Among the lines of the data, copy those that hold "доходы".

MATERIAL FOR THE TASK »
────────────────────────────────────────

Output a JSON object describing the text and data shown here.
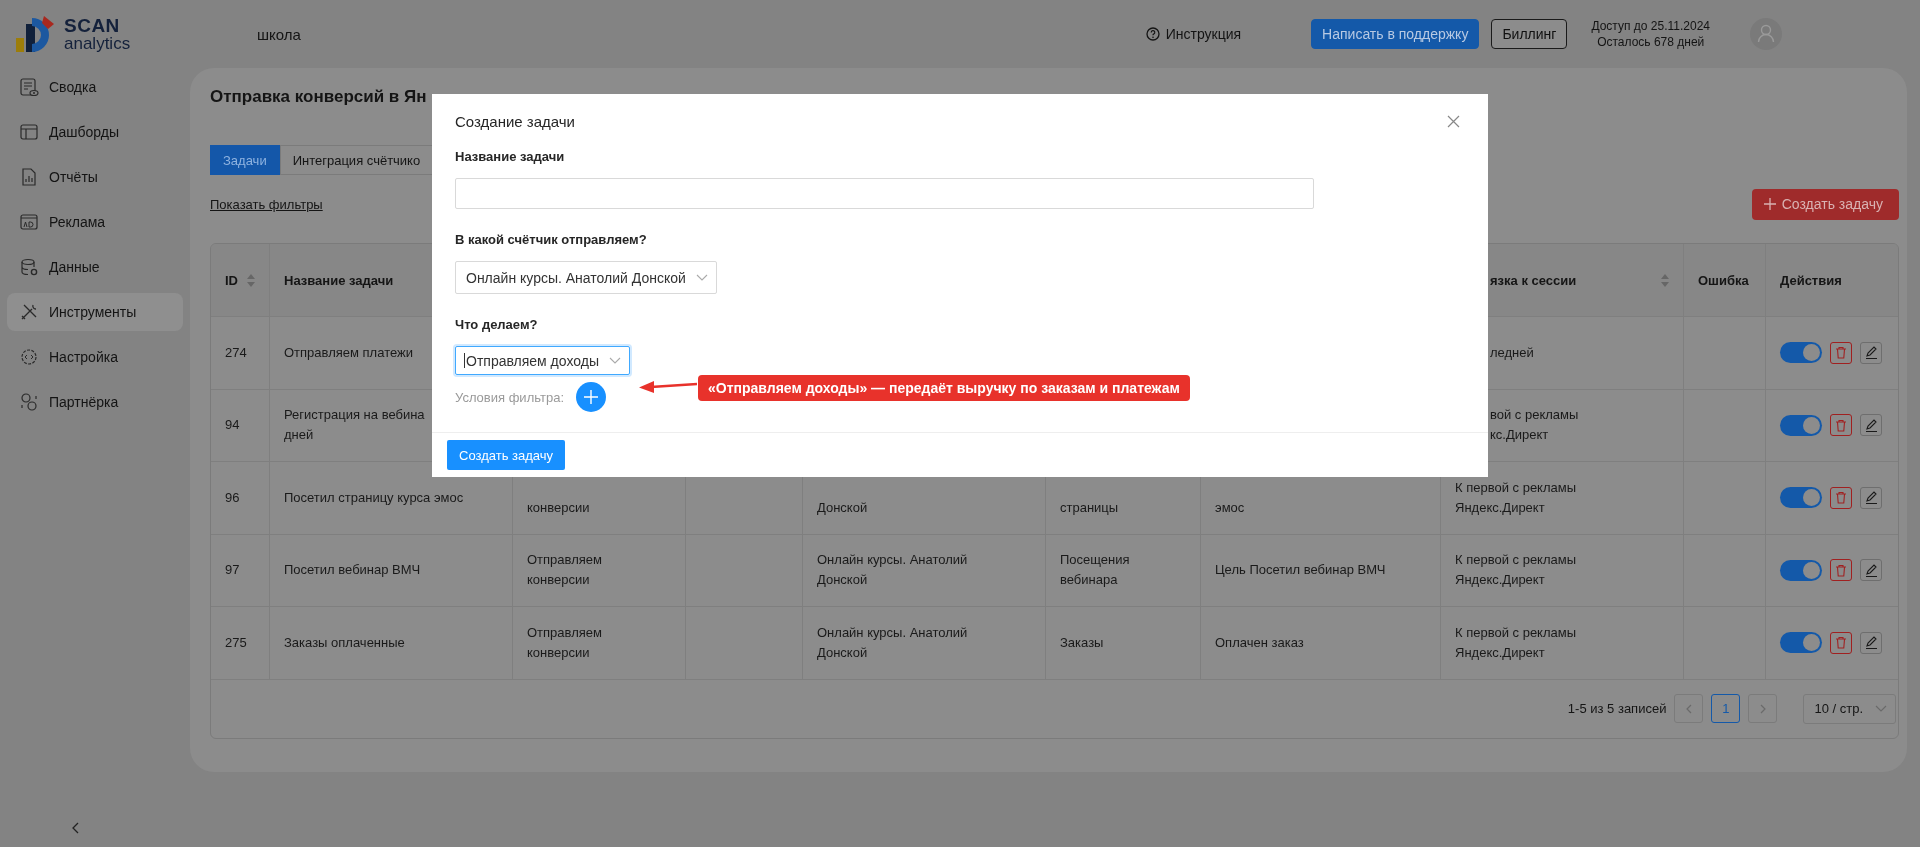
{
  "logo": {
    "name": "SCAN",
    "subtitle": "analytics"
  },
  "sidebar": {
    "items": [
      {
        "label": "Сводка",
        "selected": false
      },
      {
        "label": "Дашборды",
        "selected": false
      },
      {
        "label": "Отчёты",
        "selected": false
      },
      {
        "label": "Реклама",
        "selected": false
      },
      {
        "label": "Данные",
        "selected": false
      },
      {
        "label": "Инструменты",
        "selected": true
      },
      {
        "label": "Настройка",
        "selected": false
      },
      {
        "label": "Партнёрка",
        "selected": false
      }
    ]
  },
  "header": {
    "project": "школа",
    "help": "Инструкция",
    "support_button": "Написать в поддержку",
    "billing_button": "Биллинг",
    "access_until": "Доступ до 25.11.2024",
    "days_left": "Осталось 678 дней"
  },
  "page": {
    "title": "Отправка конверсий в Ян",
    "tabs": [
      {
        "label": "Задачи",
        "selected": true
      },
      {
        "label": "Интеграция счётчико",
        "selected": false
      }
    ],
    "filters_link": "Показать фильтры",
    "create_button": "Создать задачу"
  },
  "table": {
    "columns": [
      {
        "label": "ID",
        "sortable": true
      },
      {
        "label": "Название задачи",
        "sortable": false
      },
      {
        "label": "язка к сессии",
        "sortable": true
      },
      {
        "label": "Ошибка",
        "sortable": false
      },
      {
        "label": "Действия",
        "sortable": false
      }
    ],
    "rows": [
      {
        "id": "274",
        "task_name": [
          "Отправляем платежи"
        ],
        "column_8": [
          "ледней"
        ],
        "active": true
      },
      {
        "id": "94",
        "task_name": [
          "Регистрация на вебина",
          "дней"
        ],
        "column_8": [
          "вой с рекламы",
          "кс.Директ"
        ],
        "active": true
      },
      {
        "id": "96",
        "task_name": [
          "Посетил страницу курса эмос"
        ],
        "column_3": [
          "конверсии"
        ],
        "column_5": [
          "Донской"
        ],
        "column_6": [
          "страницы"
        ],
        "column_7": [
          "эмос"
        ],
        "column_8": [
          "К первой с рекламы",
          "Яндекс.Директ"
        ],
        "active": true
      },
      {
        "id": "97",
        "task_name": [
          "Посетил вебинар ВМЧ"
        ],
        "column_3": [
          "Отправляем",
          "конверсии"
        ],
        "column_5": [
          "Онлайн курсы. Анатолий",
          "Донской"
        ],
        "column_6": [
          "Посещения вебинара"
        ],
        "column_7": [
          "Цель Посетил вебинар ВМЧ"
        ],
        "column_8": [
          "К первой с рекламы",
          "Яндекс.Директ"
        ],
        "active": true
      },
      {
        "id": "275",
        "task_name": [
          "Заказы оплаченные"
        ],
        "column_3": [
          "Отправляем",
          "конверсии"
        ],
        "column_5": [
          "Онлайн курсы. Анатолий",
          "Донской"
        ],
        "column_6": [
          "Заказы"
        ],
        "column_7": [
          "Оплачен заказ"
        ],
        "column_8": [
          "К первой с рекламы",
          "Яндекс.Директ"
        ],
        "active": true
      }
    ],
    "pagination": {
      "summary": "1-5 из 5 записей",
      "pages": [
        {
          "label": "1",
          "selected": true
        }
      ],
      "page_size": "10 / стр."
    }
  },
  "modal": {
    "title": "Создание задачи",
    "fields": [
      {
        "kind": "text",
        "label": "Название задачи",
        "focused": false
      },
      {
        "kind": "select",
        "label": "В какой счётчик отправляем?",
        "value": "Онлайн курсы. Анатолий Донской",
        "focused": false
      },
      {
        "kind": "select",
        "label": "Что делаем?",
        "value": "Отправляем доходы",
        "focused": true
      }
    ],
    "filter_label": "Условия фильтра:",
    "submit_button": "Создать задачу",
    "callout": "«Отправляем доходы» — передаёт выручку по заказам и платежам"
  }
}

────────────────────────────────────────

RESULT OF THE TASK »
        "value": "Отправляем доходы",
    "callout": "«Отправляем доходы» — передаёт выручку по заказам и платежам"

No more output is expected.